◆ **Your goal**: Among the records below, find the lines with the word "title" and copy them.

◆ **Data for analysis**:
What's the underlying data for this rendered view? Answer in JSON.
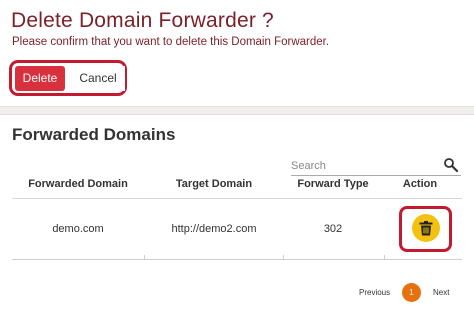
{
  "confirm": {
    "title": "Delete Domain Forwarder ?",
    "message": "Please confirm that you want to delete this Domain Forwarder.",
    "delete_label": "Delete",
    "cancel_label": "Cancel"
  },
  "list": {
    "title": "Forwarded Domains",
    "search_placeholder": "Search",
    "columns": [
      "Forwarded Domain",
      "Target Domain",
      "Forward Type",
      "Action"
    ],
    "rows": [
      {
        "forwarded_domain": "demo.com",
        "target_domain": "http://demo2.com",
        "forward_type": "302",
        "action_icon": "trash-icon"
      }
    ]
  },
  "pagination": {
    "previous_label": "Previous",
    "current_page": "1",
    "next_label": "Next"
  },
  "colors": {
    "title": "#7b1f28",
    "delete_button": "#d9303e",
    "highlight": "#c4192e",
    "trash_button": "#f3c110",
    "current_page": "#e8710f"
  }
}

◆ **Exercise answer**:
    "title": "Delete Domain Forwarder ?",
    "title": "Forwarded Domains",
    "title": "#7b1f28",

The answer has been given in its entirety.